EXTRACTED DATA:
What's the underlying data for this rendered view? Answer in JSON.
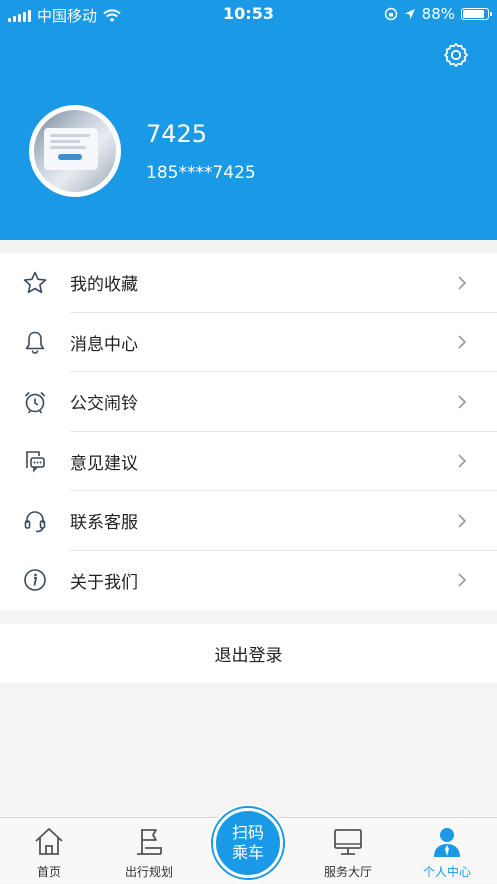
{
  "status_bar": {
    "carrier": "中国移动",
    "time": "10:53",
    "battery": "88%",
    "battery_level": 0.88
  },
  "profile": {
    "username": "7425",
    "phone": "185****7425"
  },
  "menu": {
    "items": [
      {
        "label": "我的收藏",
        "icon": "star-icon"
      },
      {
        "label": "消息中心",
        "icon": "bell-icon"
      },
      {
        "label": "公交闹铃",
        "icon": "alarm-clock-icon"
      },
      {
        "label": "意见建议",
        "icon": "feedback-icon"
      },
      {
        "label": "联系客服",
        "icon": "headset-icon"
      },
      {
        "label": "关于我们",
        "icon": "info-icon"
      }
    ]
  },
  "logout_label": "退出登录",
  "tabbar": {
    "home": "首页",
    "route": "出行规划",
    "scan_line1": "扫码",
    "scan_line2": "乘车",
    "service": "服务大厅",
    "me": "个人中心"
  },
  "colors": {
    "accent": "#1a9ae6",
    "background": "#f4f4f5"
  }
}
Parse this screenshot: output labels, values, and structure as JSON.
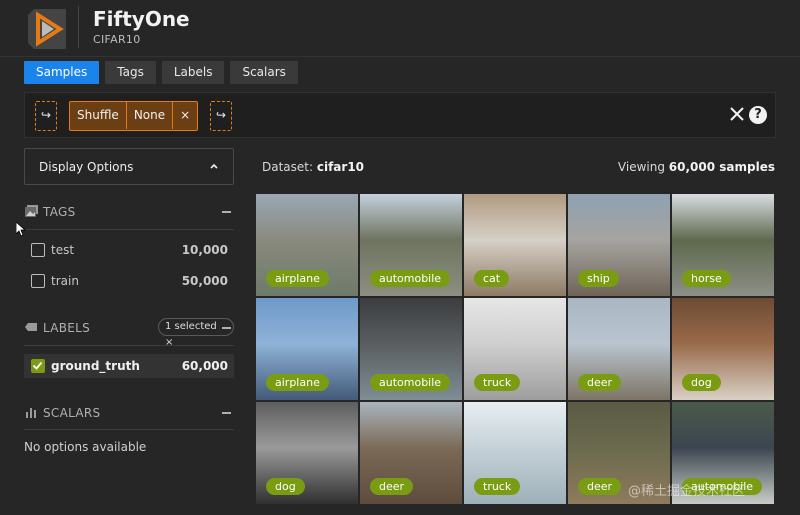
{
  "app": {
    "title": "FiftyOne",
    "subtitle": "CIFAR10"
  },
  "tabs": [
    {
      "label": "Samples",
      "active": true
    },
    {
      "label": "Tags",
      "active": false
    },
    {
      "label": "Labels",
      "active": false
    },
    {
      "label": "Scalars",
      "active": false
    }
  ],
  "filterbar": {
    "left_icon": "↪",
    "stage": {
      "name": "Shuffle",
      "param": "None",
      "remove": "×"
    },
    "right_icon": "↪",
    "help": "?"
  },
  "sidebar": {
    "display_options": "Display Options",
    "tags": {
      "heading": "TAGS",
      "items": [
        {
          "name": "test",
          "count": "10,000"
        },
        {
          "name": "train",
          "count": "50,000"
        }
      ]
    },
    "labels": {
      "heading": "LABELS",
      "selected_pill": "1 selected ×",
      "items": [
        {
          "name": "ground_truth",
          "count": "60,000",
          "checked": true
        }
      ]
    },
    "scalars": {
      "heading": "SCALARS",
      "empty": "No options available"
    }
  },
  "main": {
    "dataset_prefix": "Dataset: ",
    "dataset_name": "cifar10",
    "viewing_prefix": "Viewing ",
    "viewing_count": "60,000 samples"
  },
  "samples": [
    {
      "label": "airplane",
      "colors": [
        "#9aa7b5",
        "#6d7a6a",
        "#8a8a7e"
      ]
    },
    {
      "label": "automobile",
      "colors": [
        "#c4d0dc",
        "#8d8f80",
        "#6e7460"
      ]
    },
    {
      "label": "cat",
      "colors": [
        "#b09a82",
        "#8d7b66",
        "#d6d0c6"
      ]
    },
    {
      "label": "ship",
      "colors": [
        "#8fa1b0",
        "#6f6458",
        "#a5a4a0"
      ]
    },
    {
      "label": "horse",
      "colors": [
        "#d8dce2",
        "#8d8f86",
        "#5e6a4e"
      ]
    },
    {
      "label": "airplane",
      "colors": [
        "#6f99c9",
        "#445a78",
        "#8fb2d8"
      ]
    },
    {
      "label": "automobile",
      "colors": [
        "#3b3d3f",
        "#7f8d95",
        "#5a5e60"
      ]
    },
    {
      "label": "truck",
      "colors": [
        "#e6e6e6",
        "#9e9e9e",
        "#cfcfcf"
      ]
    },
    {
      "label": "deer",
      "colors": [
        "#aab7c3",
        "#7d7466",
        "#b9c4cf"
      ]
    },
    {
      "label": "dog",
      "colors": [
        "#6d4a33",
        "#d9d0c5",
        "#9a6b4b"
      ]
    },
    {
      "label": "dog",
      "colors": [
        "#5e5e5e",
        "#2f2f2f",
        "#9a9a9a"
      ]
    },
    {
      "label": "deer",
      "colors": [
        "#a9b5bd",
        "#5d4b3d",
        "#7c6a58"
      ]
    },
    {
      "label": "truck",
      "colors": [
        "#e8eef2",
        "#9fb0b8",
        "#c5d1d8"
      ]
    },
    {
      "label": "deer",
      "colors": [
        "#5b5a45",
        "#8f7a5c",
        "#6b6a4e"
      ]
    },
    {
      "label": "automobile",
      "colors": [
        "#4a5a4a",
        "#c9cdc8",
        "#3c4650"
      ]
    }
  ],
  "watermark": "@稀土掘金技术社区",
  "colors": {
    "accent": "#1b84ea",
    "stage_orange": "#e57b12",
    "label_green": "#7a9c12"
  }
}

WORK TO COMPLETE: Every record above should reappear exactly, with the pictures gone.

RESPONSE TO THIS EXERCISE:
What's the underlying data for this rendered view? Answer in JSON.
{
  "status_bar": {
    "carrier": "中国移动",
    "time": "10:53",
    "battery": "88%",
    "battery_level": 0.88
  },
  "profile": {
    "username": "7425",
    "phone": "185****7425"
  },
  "menu": {
    "items": [
      {
        "label": "我的收藏",
        "icon": "star-icon"
      },
      {
        "label": "消息中心",
        "icon": "bell-icon"
      },
      {
        "label": "公交闹铃",
        "icon": "alarm-clock-icon"
      },
      {
        "label": "意见建议",
        "icon": "feedback-icon"
      },
      {
        "label": "联系客服",
        "icon": "headset-icon"
      },
      {
        "label": "关于我们",
        "icon": "info-icon"
      }
    ]
  },
  "logout_label": "退出登录",
  "tabbar": {
    "home": "首页",
    "route": "出行规划",
    "scan_line1": "扫码",
    "scan_line2": "乘车",
    "service": "服务大厅",
    "me": "个人中心"
  },
  "colors": {
    "accent": "#1a9ae6",
    "background": "#f4f4f5"
  }
}
Parse this screenshot: output labels, values, and structure as JSON.
{
  "app": {
    "title": "FiftyOne",
    "subtitle": "CIFAR10"
  },
  "tabs": [
    {
      "label": "Samples",
      "active": true
    },
    {
      "label": "Tags",
      "active": false
    },
    {
      "label": "Labels",
      "active": false
    },
    {
      "label": "Scalars",
      "active": false
    }
  ],
  "filterbar": {
    "left_icon": "↪",
    "stage": {
      "name": "Shuffle",
      "param": "None",
      "remove": "×"
    },
    "right_icon": "↪",
    "help": "?"
  },
  "sidebar": {
    "display_options": "Display Options",
    "tags": {
      "heading": "TAGS",
      "items": [
        {
          "name": "test",
          "count": "10,000"
        },
        {
          "name": "train",
          "count": "50,000"
        }
      ]
    },
    "labels": {
      "heading": "LABELS",
      "selected_pill": "1 selected ×",
      "items": [
        {
          "name": "ground_truth",
          "count": "60,000",
          "checked": true
        }
      ]
    },
    "scalars": {
      "heading": "SCALARS",
      "empty": "No options available"
    }
  },
  "main": {
    "dataset_prefix": "Dataset: ",
    "dataset_name": "cifar10",
    "viewing_prefix": "Viewing ",
    "viewing_count": "60,000 samples"
  },
  "samples": [
    {
      "label": "airplane",
      "colors": [
        "#9aa7b5",
        "#6d7a6a",
        "#8a8a7e"
      ]
    },
    {
      "label": "automobile",
      "colors": [
        "#c4d0dc",
        "#8d8f80",
        "#6e7460"
      ]
    },
    {
      "label": "cat",
      "colors": [
        "#b09a82",
        "#8d7b66",
        "#d6d0c6"
      ]
    },
    {
      "label": "ship",
      "colors": [
        "#8fa1b0",
        "#6f6458",
        "#a5a4a0"
      ]
    },
    {
      "label": "horse",
      "colors": [
        "#d8dce2",
        "#8d8f86",
        "#5e6a4e"
      ]
    },
    {
      "label": "airplane",
      "colors": [
        "#6f99c9",
        "#445a78",
        "#8fb2d8"
      ]
    },
    {
      "label": "automobile",
      "colors": [
        "#3b3d3f",
        "#7f8d95",
        "#5a5e60"
      ]
    },
    {
      "label": "truck",
      "colors": [
        "#e6e6e6",
        "#9e9e9e",
        "#cfcfcf"
      ]
    },
    {
      "label": "deer",
      "colors": [
        "#aab7c3",
        "#7d7466",
        "#b9c4cf"
      ]
    },
    {
      "label": "dog",
      "colors": [
        "#6d4a33",
        "#d9d0c5",
        "#9a6b4b"
      ]
    },
    {
      "label": "dog",
      "colors": [
        "#5e5e5e",
        "#2f2f2f",
        "#9a9a9a"
      ]
    },
    {
      "label": "deer",
      "colors": [
        "#a9b5bd",
        "#5d4b3d",
        "#7c6a58"
      ]
    },
    {
      "label": "truck",
      "colors": [
        "#e8eef2",
        "#9fb0b8",
        "#c5d1d8"
      ]
    },
    {
      "label": "deer",
      "colors": [
        "#5b5a45",
        "#8f7a5c",
        "#6b6a4e"
      ]
    },
    {
      "label": "automobile",
      "colors": [
        "#4a5a4a",
        "#c9cdc8",
        "#3c4650"
      ]
    }
  ],
  "watermark": "@稀土掘金技术社区",
  "colors": {
    "accent": "#1b84ea",
    "stage_orange": "#e57b12",
    "label_green": "#7a9c12"
  }
}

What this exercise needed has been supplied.